**Items from an interface collection**
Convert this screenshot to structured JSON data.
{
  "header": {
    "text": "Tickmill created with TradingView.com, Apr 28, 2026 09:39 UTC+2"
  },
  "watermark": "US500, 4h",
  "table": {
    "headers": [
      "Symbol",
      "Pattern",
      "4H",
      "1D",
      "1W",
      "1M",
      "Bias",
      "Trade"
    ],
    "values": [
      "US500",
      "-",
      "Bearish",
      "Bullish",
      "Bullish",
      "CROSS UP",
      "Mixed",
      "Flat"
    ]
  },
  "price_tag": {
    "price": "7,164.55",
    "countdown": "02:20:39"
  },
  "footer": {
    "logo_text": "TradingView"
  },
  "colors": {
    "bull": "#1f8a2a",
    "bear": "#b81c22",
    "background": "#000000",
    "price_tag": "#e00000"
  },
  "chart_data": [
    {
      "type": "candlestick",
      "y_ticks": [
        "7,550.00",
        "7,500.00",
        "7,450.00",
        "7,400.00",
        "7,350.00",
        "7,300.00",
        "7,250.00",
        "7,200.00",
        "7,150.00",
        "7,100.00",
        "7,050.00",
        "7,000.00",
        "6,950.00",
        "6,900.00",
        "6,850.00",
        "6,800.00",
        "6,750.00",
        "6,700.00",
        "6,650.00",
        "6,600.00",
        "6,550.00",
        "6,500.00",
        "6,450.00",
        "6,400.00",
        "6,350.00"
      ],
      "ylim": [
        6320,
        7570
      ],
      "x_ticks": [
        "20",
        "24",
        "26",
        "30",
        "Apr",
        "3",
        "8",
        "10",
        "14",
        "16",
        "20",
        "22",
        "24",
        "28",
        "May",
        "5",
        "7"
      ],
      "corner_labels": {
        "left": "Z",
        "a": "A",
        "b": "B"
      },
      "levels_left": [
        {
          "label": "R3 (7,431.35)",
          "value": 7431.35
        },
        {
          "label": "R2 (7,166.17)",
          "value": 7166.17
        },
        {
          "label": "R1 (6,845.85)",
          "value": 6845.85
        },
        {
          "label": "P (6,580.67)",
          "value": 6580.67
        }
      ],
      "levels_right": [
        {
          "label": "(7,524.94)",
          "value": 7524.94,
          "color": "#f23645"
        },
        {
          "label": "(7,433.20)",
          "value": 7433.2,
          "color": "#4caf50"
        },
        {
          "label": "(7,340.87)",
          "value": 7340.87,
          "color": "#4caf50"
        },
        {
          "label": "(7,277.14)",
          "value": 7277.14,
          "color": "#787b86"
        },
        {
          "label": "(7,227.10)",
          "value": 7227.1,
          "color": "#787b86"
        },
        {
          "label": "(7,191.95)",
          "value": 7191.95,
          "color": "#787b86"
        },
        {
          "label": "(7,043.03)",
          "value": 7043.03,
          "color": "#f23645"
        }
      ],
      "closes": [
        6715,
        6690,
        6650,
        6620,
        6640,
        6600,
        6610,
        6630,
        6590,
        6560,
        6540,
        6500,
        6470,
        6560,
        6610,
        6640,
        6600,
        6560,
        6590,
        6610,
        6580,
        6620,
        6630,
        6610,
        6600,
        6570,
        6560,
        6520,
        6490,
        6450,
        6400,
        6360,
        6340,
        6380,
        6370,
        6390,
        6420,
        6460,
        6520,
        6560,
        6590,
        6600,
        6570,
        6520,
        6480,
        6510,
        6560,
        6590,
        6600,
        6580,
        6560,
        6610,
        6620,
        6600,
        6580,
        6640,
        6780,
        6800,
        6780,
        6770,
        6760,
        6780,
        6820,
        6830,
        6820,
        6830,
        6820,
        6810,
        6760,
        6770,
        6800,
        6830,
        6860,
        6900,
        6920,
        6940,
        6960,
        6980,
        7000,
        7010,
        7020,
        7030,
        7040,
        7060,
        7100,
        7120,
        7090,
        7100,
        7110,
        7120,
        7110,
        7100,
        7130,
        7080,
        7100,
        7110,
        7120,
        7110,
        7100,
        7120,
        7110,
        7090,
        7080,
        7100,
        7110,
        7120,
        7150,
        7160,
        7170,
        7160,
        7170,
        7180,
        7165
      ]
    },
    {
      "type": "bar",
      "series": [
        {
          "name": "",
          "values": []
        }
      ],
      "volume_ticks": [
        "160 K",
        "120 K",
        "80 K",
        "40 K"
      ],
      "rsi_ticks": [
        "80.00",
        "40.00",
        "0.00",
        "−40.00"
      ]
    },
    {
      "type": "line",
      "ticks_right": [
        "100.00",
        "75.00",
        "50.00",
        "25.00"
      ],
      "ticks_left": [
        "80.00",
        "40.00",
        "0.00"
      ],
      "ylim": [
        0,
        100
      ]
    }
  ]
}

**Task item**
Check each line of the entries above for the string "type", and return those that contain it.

**Solution for this problem**
      "type": "candlestick",
      "type": "bar",
      "type": "line",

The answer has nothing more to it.